BALTIMORE, DEC. 17 -- Maryland's insurance commissioner upheld "territorial rating" by car insurance companies today, angering urban car owners, who say the system penalizes them unfairly and illegally.

Affirming a longtime industry practice of charging higher premiums for owners living in congested, accident-prone urban areas like Baltimore and parts of Prince George's County, Insurance Commissioner John A. Donaho said the rating system complies with Maryland law and "is a valid element in rate making."

But urban motorists, led by a coalition of Baltimore interest groups called FAIR (Fair Auto Insurance Rates), said they will appeal Donaho's ruling.

"We will see the Maryland Insurance Commission in court," said President Mary Pat Clarke, who is also president of the Baltimore City Council.

Clarke described Donaho's eight-page ruling as "no more than the {insurance} industry's sweetheart letter to itself, with the commissioner as ghost writer."

Donaho brushed aside the criticism. "It is my sworn duty to conduct this office without fear or favor," he said. " . . . I'm not in anybody's corner."

Insurance industry representatives welcomed the ruling. "I think the commissioner was correct," said August Alegi, a vice president of Geico, which writes insurance policies for 11 percent of Maryland's 3 million drivers. "I think the courts will uphold him."

Donaho's ruling comes after FAIR and other groups challenged territorial rating and Donaho conducted public hearings across the state this year.

The debate centered on a 1973 state law that says "no rate may be based partially or entirely on geographic area itself, as opposed to underlying risk considerations, even though expressed in geographic terms."

The Baltimore coalition contended the law bars territorial rating, but Donaho cited opinions by the state Attorney General's Office in 1977 and 1982 that upheld the practice. Territorial rate distinctions, the opinions said, are lawful if supported by geographic patterns of accident claims.

More claims originate in urban areas than in rural areas, insurance representatives said, justifying higher urban rates. That is so, they said, even though not all accidents in a given area are counted against that area. It depends on who is at fault. For example, if a motorist from Howard County causes an accident in downtown Baltimore, the accident is charged to Howard County, not Baltimore.

FAIR has called for abolition of territorial rating and establishment of the individual motorist's driving record, annual mileage and years of experience as chief criteria in setting rates, a method similar to one approved by referendum in California but blocked by litigation.
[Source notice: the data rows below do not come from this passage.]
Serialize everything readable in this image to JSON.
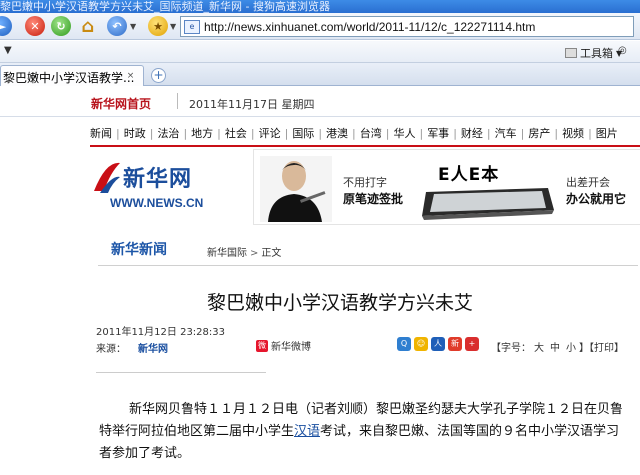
{
  "window": {
    "title": "黎巴嫩中小学汉语教学方兴未艾_国际频道_新华网 - 搜狗高速浏览器"
  },
  "navbar": {
    "url": "http://news.xinhuanet.com/world/2011-11/12/c_122271114.htm"
  },
  "toolbar": {
    "tools_label": "工具箱"
  },
  "tab": {
    "title": "黎巴嫩中小学汉语教学...",
    "close_glyph": "×",
    "new_tab_glyph": "+"
  },
  "homebar": {
    "home_link": "新华网首页",
    "date": "2011年11月17日  星期四"
  },
  "channels": [
    "新闻",
    "时政",
    "法治",
    "地方",
    "社会",
    "评论",
    "国际",
    "港澳",
    "台湾",
    "华人",
    "军事",
    "财经",
    "汽车",
    "房产",
    "视频",
    "图片"
  ],
  "logo": {
    "name_cn": "新华网",
    "name_en": "WWW.NEWS.CN"
  },
  "banner": {
    "line1": "不用打字",
    "line2": "原笔迹签批",
    "brand": "E人E本",
    "line3": "出差开会",
    "line4": "办公就用它"
  },
  "section": {
    "title": "新华新闻",
    "crumb_channel": "新华国际",
    "crumb_arrow": ">",
    "crumb_current": "正文"
  },
  "article": {
    "headline": "黎巴嫩中小学汉语教学方兴未艾",
    "datetime": "2011年11月12日  23:28:33",
    "source_label": "来源：",
    "source_name": "新华网",
    "weibo_label": "新华微博",
    "font_label_open": "【字号：",
    "font_large": "大",
    "font_medium": "中",
    "font_small": "小",
    "font_label_close": "】",
    "print_label": "【打印】",
    "body_before_link": "新华网贝鲁特１１月１２日电（记者刘顺）黎巴嫩圣约瑟夫大学孔子学院１２日在贝鲁特举行阿拉伯地区第二届中小学生",
    "body_link": "汉语",
    "body_after_link": "考试，来自黎巴嫩、法国等国的９名中小学汉语学习者参加了考试。"
  },
  "colors": {
    "brand_red": "#c90f16",
    "brand_blue": "#1c4e9c",
    "link_blue": "#1a4fa0"
  }
}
Clarke and others contend that higher rates in urban areas unfairly penalize good drivers and make it hard for low-income car owners in cities to buy insurance.

According to a current Insurance Division rate guide, a 20-year-old single man living in the Baltimore-Washington commuter corridor, for example, pays Geico about $1,030 a year, while the same person would pay $1,932 if he lived in Baltimore.